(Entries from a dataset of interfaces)
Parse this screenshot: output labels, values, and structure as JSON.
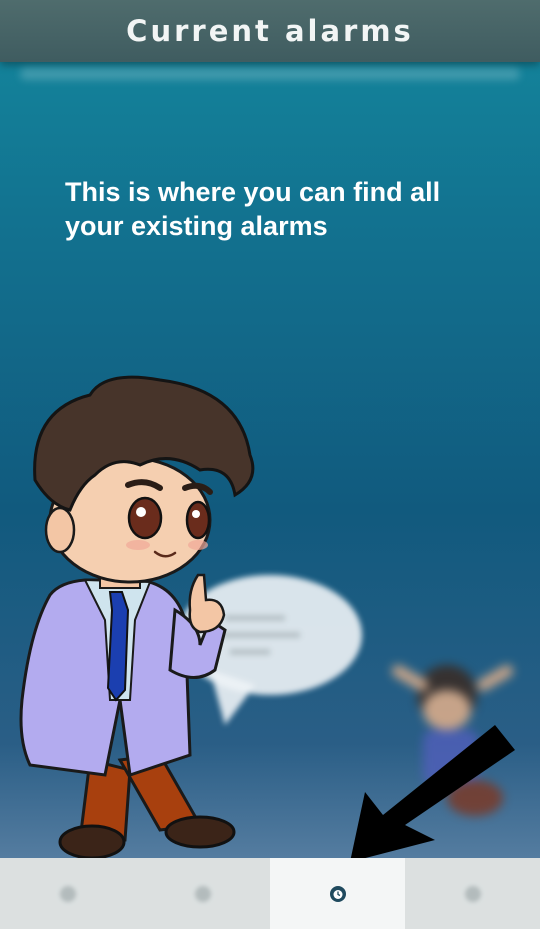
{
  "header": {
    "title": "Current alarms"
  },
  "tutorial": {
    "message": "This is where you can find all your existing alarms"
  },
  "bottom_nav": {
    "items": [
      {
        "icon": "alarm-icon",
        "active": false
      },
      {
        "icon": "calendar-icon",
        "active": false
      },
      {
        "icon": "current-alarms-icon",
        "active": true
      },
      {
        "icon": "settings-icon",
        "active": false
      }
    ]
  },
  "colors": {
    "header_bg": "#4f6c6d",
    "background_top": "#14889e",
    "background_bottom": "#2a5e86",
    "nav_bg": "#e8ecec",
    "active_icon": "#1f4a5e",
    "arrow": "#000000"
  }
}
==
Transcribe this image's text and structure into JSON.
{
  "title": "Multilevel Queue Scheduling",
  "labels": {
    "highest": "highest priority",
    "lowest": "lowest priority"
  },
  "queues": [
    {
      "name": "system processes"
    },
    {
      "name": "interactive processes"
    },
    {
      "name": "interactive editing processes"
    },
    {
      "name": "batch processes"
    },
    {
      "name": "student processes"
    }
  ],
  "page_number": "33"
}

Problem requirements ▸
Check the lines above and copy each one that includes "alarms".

Written response ▸
    "title": "Current alarms"
    "message": "This is where you can find all your existing alarms"
        "icon": "current-alarms-icon",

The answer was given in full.